Along with all the fun things that summer brings, one of my favorites is picking all the fresh fruit that I possibly can. Growing up in Mississippi, blackberries grew wild all over the place. My sister and I spent many hours foraging delicious treats and going to U-Pick farms to gather other goodies that we didn't grow in our backyard. I have moved a few times since then, but I have always been able to locate family farms to visit and carry on the tradition.
Strawberries have a very short window to pick and the window can come and go in just a couple of weeks. Of course, you can find them year round in the stores, but there is nothing like that fresh from the plant goodness. I love picking them on a Saturday morning and making preserves the same afternoon. Home canned treats make great gifts, or just a delicious addition to your pantry collection for use throughout the year.
Old Fashioned Strawberry Preserves
Yield: About 10 8oz jars (or more if using mini jam jars)
- 12 cups mashed strawberries (stems and leaves removed)
- 8-12 cups white sugar
- 1/2 cup lemon juice
You can always cut this recipe in half or double it up depending on how crazy you got with your berry picking. If you want the preserves to be super sweet like the ones you buy at the store, you will want to do a 1:1 ratio of mashed strawberries to sugar. I prefer mine a bit more tart, so I cut the sugar down to almost half on my last batch. You can also substitute honey for sugar, but keep in mind that it will not set as well and will be a little more on the runny side.
Sterilize your jars and lids. I do this by placing them on a baking sheet and putting them in the oven (preheated to 225°F) for 30 minutes.
While your jars are in the oven, wash the strawberries and remove leaves and stems. Place them in a large bowl (or right into the pot you plan to boil them in) and mash with a potato masher. I love chunks of fruit in mine, but you can run them through a blender or food processor if you prefer a smoother texture.
Add sugar and mix well. Some recipes advise letting the mixture set for up to 2 hours, but I skip this step and get them right onto the stove.
Make sure you use a pot which allows the contents enough room to boil up because the foam will rise quickly at first. You can turn down the heat to avoid it spilling over, but bring the temp back up to a roiling boil. The goal is to reach 220°F so that the preserves will set and not be runny.
Monitor the bottom of the pot the whole time to avoid burning ... stir stir stir! (Make sure to switch arms so that you get an even arm workout too!)
The time that it takes to reach the desired temperature and consistency will vary depending on the amount of sugar used, your local altitude, and the humidity of the day. There are a couple ways to test if it is ready... you can go with a cooking thermometer, or the old fashioned way of using a few spoons and a saucer that have been pre-chilled in the freezer. Spoon a little of the contents of the pot onto the saucer and put it back in the freezer. If it is still runny after a few minutes, it isn't ready. If it starts to hold its form, it is ready to go into the jars.
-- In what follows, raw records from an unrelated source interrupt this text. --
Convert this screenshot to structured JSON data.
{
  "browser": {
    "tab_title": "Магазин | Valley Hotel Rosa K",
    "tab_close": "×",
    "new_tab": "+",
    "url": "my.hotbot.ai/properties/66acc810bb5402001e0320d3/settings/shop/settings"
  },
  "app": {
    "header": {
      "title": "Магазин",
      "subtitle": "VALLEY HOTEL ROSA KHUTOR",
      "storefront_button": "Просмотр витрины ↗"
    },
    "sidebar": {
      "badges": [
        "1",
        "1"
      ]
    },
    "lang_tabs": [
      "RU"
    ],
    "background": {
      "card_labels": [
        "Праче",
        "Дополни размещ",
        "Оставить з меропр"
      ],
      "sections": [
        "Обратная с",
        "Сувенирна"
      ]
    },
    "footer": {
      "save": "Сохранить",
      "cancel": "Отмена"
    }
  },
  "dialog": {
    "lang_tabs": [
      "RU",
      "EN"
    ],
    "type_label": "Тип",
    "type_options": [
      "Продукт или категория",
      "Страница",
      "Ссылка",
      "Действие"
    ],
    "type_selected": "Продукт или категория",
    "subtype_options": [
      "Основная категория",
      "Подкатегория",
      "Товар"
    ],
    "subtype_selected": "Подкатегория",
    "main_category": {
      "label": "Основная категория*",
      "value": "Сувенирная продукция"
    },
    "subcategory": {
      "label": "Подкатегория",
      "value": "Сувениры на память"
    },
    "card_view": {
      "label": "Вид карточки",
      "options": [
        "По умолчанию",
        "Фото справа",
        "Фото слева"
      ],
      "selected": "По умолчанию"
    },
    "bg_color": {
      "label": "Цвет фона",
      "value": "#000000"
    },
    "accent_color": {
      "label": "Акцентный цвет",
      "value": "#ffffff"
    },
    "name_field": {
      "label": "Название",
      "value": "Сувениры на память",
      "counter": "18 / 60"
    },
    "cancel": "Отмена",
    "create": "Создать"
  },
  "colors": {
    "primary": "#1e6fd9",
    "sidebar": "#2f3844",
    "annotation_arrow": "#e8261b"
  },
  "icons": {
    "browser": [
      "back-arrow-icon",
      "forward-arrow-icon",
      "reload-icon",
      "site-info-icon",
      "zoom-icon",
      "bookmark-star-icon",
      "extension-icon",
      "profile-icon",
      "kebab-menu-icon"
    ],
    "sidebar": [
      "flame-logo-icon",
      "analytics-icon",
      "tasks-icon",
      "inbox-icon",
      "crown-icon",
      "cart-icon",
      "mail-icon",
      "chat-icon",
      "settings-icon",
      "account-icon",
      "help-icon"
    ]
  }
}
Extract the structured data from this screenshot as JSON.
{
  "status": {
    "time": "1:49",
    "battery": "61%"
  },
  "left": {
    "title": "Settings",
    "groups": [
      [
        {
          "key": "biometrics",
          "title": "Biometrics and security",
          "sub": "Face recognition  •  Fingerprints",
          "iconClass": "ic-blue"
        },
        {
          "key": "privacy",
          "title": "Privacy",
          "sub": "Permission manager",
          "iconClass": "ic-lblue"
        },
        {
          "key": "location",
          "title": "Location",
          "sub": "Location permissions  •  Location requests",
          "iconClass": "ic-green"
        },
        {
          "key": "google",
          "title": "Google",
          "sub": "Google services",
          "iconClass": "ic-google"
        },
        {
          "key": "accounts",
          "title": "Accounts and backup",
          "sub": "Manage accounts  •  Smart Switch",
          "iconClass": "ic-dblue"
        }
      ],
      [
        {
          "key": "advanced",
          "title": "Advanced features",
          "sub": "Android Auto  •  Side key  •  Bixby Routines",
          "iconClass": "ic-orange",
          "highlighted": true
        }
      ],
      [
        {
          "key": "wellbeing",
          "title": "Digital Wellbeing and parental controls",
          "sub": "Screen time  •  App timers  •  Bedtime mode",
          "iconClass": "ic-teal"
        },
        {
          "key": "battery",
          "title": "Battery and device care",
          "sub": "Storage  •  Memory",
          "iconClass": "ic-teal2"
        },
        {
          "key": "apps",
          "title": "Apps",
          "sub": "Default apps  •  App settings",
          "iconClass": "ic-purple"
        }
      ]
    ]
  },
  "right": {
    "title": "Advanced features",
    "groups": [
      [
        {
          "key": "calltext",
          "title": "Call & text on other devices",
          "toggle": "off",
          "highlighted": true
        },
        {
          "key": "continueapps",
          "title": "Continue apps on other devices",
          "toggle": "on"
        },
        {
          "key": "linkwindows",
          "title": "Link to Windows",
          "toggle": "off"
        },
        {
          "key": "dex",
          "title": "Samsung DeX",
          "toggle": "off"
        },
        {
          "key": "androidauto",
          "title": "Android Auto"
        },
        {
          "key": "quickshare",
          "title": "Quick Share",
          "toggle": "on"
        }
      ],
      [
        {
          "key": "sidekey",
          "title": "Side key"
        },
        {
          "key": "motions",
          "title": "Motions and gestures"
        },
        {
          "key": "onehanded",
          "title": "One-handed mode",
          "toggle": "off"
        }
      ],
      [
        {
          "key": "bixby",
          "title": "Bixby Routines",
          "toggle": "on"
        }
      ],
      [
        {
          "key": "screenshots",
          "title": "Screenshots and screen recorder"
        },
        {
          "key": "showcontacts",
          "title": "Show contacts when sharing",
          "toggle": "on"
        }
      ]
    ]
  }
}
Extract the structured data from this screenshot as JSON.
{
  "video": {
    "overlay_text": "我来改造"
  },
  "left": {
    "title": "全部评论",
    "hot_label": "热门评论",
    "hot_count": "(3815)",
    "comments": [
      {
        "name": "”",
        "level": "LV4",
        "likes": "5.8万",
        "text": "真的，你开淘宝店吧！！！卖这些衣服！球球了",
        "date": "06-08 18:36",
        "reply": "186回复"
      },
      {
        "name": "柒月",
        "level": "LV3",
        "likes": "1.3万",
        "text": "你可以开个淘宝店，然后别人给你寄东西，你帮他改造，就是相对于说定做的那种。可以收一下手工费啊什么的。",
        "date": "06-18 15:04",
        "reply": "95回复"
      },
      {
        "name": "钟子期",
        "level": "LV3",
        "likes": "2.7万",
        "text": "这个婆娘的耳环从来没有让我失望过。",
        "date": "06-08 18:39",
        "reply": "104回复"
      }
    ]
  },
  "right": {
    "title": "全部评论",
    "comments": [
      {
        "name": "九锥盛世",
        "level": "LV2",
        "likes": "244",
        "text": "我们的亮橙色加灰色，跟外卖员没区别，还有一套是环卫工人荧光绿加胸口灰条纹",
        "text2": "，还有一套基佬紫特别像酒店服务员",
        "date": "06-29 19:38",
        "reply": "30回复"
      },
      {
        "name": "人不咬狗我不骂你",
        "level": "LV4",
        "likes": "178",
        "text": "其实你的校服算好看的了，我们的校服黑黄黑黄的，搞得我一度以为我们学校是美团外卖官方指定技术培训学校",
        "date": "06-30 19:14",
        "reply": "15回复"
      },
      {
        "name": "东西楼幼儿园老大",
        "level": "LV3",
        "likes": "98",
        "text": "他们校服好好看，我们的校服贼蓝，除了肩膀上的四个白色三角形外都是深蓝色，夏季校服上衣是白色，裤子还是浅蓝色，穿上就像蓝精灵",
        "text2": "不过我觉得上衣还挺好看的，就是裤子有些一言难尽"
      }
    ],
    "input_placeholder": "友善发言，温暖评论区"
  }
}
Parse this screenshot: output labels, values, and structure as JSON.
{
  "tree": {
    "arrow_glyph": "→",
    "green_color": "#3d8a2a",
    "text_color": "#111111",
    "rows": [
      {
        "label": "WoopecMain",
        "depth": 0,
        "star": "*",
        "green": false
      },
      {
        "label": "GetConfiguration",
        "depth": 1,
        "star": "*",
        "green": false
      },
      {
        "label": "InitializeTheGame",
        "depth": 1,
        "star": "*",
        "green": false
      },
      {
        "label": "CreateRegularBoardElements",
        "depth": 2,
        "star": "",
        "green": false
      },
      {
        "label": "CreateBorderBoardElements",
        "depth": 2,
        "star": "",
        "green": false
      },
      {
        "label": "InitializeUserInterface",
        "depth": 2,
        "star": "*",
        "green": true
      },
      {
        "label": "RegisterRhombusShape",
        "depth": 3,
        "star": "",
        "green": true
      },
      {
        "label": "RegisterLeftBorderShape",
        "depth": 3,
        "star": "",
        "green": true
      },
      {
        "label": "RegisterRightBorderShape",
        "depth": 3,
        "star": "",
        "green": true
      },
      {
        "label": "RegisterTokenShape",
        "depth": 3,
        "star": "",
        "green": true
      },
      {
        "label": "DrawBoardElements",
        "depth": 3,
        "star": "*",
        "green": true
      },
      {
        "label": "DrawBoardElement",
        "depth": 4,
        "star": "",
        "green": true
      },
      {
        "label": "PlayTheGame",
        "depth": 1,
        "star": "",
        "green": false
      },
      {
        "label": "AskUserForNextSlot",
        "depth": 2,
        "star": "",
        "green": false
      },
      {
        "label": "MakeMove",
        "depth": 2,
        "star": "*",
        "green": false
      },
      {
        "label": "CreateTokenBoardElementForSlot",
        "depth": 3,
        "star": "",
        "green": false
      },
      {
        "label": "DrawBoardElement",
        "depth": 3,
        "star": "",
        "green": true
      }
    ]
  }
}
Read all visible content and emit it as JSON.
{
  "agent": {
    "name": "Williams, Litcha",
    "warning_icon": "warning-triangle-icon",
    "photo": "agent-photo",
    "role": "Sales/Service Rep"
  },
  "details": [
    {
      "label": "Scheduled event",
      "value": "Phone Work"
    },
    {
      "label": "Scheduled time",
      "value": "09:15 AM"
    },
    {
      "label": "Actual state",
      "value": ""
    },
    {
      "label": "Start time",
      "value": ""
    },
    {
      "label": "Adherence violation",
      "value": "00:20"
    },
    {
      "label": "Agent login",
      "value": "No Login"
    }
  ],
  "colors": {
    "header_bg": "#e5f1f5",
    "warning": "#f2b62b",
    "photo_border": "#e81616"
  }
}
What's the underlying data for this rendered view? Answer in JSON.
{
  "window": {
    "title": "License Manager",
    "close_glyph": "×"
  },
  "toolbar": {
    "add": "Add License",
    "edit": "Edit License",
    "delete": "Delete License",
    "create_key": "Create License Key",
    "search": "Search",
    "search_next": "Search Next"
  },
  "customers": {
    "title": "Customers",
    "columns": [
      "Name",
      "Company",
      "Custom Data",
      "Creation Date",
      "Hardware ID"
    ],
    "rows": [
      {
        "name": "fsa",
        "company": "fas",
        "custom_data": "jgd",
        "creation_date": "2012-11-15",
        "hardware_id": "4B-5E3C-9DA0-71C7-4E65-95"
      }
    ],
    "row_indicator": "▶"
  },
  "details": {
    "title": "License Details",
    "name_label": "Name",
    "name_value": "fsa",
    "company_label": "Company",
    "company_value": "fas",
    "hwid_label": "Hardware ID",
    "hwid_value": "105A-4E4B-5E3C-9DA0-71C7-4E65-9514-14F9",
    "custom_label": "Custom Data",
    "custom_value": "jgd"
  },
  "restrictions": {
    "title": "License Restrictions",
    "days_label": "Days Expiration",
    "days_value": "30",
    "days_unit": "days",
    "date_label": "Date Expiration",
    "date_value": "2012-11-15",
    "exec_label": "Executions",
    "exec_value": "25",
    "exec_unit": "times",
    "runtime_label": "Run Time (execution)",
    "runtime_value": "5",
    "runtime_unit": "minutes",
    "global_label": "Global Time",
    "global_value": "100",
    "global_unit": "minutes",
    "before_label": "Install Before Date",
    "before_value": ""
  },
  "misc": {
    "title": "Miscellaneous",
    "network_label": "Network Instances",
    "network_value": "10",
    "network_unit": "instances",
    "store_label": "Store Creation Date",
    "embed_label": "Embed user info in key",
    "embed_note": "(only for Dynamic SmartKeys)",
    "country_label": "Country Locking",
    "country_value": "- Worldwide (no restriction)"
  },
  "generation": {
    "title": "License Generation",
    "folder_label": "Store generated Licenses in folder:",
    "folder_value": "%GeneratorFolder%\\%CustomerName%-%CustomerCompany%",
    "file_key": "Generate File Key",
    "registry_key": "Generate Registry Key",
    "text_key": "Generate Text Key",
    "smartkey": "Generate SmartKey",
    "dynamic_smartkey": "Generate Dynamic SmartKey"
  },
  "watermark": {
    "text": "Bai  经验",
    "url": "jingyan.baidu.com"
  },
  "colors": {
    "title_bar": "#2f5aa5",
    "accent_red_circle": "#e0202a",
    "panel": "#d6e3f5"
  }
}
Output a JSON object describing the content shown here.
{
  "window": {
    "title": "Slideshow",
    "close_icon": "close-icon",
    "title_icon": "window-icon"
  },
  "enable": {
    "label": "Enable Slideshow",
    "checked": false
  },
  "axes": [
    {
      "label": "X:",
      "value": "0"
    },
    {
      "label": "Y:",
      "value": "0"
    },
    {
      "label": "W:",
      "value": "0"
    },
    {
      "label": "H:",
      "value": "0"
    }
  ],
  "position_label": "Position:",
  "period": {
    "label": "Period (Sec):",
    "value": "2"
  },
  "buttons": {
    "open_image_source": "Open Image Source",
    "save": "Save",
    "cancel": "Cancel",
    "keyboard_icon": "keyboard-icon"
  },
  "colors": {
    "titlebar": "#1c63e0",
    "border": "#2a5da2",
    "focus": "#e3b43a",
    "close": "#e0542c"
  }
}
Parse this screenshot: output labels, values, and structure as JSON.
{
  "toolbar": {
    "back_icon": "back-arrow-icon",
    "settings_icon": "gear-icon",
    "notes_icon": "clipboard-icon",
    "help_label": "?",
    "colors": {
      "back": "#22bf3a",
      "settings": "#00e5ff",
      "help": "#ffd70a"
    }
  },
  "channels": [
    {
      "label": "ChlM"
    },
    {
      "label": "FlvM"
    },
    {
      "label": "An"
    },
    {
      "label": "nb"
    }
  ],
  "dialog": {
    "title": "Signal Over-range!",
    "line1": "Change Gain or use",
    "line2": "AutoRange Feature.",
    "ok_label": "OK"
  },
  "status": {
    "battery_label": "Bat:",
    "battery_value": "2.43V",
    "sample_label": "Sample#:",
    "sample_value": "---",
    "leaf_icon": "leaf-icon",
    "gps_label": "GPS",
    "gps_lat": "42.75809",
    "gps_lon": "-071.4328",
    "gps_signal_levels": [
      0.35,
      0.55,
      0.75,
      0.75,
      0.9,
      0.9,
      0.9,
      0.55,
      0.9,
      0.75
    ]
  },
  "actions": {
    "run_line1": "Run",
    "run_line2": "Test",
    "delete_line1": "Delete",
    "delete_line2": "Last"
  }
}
Just be careful not to abandon the boiling pot for more than a few minutes or the batch may burn at the bottom.
Once it reaches a setting point, remove from heat. Ladle contents into the sterilized jars, leaving 1/4 inch space at the top. Wipe any spillage off the jars and make sure the rims are very clean and dry before securing the lids.
Process the jars in a water bath for 10 minutes to seal the lids.
Place jars on a dry towel or cooling rack. The lids may make popping noises as they cool. Check on them after 12-24 hours. If for some reason any jars do not seal properly, put those in the fridge. The rest can be stored in the pantry.
If you miss the picking window for strawberries, just use the same recipe with the next fruit that comes ripe. I will be busy making raspberry and blueberry preserves when they are ready in a few weeks.